» Work item:
Every line with the word "this" in it should be extracted from the data that follows.

=== Provided entries ===

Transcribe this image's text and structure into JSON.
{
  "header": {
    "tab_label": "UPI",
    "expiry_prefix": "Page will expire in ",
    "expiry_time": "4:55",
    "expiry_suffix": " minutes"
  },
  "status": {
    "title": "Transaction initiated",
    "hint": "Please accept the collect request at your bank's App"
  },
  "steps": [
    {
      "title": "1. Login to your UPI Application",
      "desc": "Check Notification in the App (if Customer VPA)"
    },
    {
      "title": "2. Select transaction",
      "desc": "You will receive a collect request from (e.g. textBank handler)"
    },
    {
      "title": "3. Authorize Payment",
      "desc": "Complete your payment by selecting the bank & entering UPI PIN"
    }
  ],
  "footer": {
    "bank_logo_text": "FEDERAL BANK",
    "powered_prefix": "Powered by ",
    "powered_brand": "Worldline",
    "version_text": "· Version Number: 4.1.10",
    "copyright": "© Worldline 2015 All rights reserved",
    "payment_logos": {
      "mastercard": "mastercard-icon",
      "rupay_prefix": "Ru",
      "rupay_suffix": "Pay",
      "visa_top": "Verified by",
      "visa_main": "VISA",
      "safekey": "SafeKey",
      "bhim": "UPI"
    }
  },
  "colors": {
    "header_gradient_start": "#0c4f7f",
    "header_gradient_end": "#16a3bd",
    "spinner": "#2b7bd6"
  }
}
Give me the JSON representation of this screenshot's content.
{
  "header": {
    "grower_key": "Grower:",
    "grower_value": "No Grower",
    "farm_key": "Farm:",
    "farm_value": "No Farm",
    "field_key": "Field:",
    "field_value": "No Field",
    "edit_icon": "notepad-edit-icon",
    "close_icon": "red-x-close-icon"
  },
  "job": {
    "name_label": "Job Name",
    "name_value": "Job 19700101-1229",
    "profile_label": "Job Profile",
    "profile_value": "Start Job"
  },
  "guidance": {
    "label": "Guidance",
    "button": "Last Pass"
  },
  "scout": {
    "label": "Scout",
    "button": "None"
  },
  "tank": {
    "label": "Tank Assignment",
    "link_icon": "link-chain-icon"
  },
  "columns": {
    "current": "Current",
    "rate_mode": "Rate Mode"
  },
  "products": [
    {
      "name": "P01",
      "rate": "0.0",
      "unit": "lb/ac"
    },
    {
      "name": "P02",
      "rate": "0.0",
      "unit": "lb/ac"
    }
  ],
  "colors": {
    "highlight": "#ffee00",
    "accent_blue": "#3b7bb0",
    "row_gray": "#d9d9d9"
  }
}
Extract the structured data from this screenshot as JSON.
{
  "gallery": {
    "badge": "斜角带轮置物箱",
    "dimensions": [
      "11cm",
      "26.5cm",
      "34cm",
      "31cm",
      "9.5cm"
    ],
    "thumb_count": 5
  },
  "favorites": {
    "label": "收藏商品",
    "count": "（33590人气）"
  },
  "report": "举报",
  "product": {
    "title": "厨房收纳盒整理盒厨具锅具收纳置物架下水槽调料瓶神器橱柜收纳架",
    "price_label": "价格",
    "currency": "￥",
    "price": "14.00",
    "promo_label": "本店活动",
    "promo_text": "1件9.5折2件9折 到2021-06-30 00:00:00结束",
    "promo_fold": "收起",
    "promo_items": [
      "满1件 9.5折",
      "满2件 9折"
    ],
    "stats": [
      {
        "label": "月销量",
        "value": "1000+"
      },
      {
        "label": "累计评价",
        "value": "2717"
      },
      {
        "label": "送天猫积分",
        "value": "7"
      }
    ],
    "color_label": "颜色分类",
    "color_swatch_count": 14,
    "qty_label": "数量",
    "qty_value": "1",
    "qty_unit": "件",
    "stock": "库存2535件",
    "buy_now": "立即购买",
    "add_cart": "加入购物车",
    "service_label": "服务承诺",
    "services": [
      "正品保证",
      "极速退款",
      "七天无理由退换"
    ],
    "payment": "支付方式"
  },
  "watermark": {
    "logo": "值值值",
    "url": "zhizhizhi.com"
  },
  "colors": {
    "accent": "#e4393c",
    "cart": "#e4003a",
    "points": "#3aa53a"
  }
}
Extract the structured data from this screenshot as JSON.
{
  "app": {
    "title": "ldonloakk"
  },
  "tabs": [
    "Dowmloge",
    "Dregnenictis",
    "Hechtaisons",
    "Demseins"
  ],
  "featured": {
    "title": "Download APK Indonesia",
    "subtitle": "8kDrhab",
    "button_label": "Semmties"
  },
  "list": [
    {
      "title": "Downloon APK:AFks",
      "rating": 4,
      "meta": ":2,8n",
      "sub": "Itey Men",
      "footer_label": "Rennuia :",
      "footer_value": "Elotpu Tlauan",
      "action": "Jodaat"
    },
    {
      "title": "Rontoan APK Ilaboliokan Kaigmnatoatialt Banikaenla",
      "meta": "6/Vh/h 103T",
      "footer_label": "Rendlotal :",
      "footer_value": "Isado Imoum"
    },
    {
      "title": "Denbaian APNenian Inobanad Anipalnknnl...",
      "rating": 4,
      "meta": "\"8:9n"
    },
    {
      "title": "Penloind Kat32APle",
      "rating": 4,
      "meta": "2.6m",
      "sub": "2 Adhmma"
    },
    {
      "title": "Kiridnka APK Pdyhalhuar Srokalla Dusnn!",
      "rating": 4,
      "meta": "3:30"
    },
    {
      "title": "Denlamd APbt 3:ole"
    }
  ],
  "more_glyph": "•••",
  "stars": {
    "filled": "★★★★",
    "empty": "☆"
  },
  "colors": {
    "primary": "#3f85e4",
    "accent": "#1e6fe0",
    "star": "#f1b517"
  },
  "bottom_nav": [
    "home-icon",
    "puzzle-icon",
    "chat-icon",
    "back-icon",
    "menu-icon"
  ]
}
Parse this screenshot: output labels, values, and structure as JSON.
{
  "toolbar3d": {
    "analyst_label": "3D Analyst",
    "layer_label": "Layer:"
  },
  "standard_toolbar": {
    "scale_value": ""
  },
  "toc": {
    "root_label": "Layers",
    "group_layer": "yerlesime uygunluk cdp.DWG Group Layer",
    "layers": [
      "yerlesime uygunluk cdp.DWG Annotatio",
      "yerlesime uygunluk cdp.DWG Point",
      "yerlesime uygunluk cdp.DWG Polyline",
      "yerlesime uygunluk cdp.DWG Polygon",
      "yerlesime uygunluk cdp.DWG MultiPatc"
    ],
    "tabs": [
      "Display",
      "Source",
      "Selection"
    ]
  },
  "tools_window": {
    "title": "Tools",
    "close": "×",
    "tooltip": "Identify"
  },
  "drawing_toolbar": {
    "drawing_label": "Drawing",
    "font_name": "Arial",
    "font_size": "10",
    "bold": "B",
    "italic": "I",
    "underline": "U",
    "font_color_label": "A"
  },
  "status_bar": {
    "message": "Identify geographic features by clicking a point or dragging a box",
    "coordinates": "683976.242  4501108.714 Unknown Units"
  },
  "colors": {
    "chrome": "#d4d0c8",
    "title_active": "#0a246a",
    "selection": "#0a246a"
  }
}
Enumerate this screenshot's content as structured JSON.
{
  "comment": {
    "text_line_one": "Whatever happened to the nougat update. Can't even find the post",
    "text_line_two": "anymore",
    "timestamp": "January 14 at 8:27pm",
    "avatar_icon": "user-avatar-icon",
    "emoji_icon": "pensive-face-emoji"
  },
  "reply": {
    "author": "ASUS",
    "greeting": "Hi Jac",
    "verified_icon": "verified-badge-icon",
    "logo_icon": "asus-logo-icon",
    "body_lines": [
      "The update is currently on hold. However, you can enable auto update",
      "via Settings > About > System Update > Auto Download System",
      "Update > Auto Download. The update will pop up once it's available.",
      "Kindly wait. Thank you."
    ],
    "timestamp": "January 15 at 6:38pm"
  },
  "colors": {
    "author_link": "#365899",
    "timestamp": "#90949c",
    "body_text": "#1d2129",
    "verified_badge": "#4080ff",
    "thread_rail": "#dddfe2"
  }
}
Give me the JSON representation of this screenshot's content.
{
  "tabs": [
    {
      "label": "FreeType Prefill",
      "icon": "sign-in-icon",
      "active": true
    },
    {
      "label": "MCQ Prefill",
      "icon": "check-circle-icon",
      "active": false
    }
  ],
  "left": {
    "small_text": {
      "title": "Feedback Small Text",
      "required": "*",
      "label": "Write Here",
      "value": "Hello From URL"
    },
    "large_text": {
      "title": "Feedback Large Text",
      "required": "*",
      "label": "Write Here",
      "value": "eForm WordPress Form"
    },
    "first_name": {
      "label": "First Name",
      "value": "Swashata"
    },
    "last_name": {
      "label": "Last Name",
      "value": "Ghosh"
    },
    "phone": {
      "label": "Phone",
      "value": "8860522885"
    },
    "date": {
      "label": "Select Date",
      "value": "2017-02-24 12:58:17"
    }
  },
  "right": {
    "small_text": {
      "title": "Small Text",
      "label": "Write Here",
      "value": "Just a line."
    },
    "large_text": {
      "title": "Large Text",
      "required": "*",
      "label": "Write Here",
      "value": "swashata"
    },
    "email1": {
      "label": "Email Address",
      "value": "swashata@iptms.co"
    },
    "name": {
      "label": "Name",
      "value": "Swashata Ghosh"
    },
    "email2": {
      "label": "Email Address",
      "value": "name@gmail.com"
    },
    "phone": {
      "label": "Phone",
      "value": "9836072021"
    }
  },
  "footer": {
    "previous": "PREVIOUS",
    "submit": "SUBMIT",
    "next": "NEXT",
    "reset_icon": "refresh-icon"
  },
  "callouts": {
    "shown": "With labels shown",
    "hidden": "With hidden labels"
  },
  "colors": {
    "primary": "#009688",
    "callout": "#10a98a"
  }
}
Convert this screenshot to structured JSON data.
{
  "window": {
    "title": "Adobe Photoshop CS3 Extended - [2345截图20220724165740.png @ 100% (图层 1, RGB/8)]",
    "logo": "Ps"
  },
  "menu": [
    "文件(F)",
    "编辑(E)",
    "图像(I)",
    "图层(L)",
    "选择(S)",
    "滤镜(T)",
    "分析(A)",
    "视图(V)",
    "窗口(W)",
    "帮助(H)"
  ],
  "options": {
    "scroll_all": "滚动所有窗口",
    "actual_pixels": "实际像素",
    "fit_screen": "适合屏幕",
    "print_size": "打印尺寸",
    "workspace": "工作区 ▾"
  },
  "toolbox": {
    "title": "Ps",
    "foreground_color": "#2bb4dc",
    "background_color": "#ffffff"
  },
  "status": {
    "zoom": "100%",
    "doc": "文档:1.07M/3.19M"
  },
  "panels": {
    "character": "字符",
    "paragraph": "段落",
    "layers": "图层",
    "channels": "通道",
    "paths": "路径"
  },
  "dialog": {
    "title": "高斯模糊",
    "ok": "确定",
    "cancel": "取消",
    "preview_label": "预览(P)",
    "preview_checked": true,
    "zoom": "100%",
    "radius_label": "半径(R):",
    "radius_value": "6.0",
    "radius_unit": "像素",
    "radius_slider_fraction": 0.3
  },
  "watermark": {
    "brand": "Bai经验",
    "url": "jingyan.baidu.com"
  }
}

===

» Written solution:
Transcribe this image's text and structure into JSON.
Give me the JSON representation of this screenshot's content.
Extract the structured data from this screenshot as JSON.
Extract the structured data from this screenshot as JSON.
Parse this screenshot: output labels, values, and structure as JSON.
Enumerate this screenshot's content as structured JSON.
Give me the JSON representation of this screenshot's content.
Convert this screenshot to structured JSON data.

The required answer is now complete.